Article

Jean A. Follett

(b Boston, MA, 1842; d Boston, MA, 1910).

American architect, stained-glass designer, furniture designer, and photographer. Preston was the son of Jonathan Preston (1801–88), a successful builder in Boston. William completed a year’s study at the Lawrence Scientific School in Cambridge, MA (later incorporated into Harvard University), and then went to Paris where he enrolled briefly in the Atelier Douillard. He returned to Boston in 1861 to work with his father, with whom he remained in partnership until the latter’s death. William then practised independently until his own death.

Preston was a prolific architect, designing over 740 buildings in the course of a career spanning 50 years. His early work was in the French Renaissance style, as seen in his Boston Society of Natural History building (1861–4), a tripartite structure with its floor levels arranged to equate with the proportions of the base, shaft, and capital of a Classical column.

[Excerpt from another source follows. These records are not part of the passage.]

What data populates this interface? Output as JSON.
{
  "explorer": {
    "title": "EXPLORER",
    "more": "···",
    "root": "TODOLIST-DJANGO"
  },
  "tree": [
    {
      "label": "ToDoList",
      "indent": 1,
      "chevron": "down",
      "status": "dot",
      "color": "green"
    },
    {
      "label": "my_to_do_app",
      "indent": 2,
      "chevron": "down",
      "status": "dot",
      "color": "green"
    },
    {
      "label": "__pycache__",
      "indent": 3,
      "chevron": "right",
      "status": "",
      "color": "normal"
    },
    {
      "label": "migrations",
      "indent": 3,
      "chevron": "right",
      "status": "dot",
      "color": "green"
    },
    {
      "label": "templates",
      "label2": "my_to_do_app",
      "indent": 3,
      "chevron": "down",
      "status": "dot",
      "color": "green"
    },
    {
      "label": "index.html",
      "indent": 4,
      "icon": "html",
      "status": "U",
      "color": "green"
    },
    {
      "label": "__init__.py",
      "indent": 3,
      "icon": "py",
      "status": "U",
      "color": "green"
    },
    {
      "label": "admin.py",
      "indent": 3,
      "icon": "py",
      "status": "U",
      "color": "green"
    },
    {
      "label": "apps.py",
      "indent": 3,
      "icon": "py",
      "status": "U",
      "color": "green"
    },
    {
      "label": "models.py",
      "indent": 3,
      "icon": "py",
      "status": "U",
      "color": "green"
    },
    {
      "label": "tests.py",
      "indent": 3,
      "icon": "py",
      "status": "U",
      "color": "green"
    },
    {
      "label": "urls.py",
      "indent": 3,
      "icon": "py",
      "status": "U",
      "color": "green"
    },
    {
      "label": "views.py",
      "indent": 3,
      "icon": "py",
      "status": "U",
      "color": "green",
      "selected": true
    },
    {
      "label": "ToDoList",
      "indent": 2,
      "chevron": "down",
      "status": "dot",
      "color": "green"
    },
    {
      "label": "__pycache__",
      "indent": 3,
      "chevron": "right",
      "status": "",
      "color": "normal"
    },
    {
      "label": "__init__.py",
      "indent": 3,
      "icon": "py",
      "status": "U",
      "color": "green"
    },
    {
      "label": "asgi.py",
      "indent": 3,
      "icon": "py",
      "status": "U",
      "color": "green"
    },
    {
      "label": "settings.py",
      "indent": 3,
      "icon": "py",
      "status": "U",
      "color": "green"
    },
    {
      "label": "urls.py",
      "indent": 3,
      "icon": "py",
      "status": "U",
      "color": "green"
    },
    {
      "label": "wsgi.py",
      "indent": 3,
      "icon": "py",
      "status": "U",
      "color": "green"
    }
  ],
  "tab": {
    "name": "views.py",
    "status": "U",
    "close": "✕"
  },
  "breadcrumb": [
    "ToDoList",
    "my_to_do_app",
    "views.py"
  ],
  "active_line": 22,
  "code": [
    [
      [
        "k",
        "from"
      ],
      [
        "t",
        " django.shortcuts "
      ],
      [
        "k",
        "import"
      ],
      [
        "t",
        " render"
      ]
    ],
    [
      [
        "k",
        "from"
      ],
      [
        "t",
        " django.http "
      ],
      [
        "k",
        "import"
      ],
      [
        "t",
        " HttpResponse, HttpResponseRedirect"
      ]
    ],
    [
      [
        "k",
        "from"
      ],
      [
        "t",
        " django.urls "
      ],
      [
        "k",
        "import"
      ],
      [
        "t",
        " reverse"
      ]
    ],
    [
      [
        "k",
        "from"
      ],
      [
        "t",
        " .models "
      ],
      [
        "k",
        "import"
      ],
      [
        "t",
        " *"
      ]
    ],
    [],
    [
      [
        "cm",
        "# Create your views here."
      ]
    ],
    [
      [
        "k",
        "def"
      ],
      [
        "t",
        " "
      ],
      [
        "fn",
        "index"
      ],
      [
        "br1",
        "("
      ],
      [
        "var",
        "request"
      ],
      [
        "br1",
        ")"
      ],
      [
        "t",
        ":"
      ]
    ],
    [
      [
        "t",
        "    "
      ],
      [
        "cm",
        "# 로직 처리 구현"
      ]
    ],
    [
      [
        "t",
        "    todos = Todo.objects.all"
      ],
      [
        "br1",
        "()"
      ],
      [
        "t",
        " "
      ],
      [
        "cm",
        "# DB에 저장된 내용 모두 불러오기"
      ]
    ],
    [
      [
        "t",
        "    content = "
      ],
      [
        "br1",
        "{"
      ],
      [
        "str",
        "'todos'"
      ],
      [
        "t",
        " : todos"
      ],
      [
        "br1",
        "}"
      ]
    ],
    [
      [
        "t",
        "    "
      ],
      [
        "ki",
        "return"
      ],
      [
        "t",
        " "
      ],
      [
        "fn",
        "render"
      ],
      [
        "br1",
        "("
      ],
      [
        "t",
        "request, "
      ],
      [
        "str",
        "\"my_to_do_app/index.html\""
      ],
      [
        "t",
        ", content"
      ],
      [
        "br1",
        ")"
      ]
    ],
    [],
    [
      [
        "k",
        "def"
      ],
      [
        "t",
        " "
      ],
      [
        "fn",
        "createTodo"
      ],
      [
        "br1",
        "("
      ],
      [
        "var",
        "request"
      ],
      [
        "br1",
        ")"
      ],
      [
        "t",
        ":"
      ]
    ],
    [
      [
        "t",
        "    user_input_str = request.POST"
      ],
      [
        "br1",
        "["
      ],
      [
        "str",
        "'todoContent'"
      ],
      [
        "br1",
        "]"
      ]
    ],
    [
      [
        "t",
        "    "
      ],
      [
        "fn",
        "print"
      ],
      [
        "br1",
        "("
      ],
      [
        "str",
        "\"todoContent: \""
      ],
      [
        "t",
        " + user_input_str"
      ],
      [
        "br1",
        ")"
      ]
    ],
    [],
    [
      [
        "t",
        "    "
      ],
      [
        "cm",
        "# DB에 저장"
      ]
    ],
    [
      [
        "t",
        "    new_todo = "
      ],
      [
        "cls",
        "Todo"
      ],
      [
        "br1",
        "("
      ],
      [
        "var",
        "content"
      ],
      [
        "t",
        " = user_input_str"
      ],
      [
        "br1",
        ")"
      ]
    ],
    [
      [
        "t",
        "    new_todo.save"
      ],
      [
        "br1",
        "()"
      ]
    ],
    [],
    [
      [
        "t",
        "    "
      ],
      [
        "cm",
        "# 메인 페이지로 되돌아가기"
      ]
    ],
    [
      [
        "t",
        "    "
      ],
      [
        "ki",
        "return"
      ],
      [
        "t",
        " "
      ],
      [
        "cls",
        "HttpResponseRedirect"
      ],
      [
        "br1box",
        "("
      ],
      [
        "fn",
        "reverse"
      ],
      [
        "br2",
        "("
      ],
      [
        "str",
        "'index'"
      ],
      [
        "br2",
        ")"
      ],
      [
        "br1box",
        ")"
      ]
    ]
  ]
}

It has monumental Corinthian columns and pilasters and a central pediment flanked by a balustraded parapet. He worked in a typically eclectic manner during the 1870s and became an extremely fine designer in the Queen Anne Revival style in the 1880s and early 1890s. The varied massing, stained-glass windows, terracotta, moulded brick, and carved-wood detail of the John D. Sturtevant House (...